[Component data from apps and pages]
_ _ _ _ _

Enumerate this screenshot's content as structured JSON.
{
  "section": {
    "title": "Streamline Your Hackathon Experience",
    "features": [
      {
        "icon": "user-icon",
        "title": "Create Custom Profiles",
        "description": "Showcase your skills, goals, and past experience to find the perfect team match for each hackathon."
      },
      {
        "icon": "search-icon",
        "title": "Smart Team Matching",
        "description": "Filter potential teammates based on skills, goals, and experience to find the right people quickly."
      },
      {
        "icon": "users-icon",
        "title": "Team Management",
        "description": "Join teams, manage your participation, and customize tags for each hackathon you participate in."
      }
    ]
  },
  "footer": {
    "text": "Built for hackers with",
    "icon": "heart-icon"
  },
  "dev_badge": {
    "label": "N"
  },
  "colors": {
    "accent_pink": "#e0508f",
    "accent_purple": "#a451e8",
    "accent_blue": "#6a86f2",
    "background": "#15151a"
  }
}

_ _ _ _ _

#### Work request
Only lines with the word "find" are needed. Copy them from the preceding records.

#### Answer area
        "description": "Showcase your skills, goals, and past experience to find the perfect team match for each hackathon."
        "description": "Filter potential teammates based on skills, goals, and experience to find the right people quickly."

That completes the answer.